- [TASK BRIEF] Every record below should be printed exactly as it appears.

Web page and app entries
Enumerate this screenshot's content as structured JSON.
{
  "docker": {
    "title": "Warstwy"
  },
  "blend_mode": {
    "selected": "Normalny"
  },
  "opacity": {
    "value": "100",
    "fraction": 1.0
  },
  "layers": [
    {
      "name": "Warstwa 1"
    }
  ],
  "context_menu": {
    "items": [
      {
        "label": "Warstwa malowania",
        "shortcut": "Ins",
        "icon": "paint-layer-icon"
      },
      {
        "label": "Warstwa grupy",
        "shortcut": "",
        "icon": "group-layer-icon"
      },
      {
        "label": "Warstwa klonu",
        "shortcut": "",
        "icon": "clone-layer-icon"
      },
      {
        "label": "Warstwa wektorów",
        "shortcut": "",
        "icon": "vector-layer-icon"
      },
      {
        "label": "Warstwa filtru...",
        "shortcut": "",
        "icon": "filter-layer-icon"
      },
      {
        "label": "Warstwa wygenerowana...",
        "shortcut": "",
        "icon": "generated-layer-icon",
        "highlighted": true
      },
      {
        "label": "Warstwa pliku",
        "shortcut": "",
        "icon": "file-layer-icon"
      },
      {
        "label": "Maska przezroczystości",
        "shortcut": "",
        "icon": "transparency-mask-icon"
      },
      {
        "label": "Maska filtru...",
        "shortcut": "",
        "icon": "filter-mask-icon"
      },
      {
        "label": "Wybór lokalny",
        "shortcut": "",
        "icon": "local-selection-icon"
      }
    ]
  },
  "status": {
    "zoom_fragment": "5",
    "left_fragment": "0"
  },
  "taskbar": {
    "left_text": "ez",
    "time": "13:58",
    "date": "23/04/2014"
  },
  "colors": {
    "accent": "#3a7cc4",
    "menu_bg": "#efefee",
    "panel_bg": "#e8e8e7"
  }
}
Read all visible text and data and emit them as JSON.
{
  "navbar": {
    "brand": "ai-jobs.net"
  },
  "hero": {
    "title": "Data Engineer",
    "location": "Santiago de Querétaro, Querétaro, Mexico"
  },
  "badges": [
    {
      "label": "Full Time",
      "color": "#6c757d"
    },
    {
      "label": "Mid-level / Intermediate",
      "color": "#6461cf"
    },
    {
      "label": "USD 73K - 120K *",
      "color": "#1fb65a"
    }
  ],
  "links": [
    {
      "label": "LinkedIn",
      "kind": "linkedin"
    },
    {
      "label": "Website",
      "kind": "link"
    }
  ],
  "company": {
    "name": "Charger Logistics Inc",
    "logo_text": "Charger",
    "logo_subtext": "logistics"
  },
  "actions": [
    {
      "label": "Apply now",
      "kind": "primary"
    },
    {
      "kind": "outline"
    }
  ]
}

- [ANSWER]
Enumerate this screenshot's content as structured JSON.
{
  "docker": {
    "title": "Warstwy"
  },
  "blend_mode": {
    "selected": "Normalny"
  },
  "opacity": {
    "value": "100",
    "fraction": 1.0
  },
  "layers": [
    {
      "name": "Warstwa 1"
    }
  ],
  "context_menu": {
    "items": [
      {
        "label": "Warstwa malowania",
        "shortcut": "Ins",
        "icon": "paint-layer-icon"
      },
      {
        "label": "Warstwa grupy",
        "shortcut": "",
        "icon": "group-layer-icon"
      },
      {
        "label": "Warstwa klonu",
        "shortcut": "",
        "icon": "clone-layer-icon"
      },
      {
        "label": "Warstwa wektorów",
        "shortcut": "",
        "icon": "vector-layer-icon"
      },
      {
        "label": "Warstwa filtru...",
        "shortcut": "",
        "icon": "filter-layer-icon"
      },
      {
        "label": "Warstwa wygenerowana...",
        "shortcut": "",
        "icon": "generated-layer-icon",
        "highlighted": true
      },
      {
        "label": "Warstwa pliku",
        "shortcut": "",
        "icon": "file-layer-icon"
      },
      {
        "label": "Maska przezroczystości",
        "shortcut": "",
        "icon": "transparency-mask-icon"
      },
      {
        "label": "Maska filtru...",
        "shortcut": "",
        "icon": "filter-mask-icon"
      },
      {
        "label": "Wybór lokalny",
        "shortcut": "",
        "icon": "local-selection-icon"
      }
    ]
  },
  "status": {
    "zoom_fragment": "5",
    "left_fragment": "0"
  },
  "taskbar": {
    "left_text": "ez",
    "time": "13:58",
    "date": "23/04/2014"
  },
  "colors": {
    "accent": "#3a7cc4",
    "menu_bg": "#efefee",
    "panel_bg": "#e8e8e7"
  }
}
Read all visible text and data and emit them as JSON.
{
  "navbar": {
    "brand": "ai-jobs.net"
  },
  "hero": {
    "title": "Data Engineer",
    "location": "Santiago de Querétaro, Querétaro, Mexico"
  },
  "badges": [
    {
      "label": "Full Time",
      "color": "#6c757d"
    },
    {
      "label": "Mid-level / Intermediate",
      "color": "#6461cf"
    },
    {
      "label": "USD 73K - 120K *",
      "color": "#1fb65a"
    }
  ],
  "links": [
    {
      "label": "LinkedIn",
      "kind": "linkedin"
    },
    {
      "label": "Website",
      "kind": "link"
    }
  ],
  "company": {
    "name": "Charger Logistics Inc",
    "logo_text": "Charger",
    "logo_subtext": "logistics"
  },
  "actions": [
    {
      "label": "Apply now",
      "kind": "primary"
    },
    {
      "kind": "outline"
    }
  ]
}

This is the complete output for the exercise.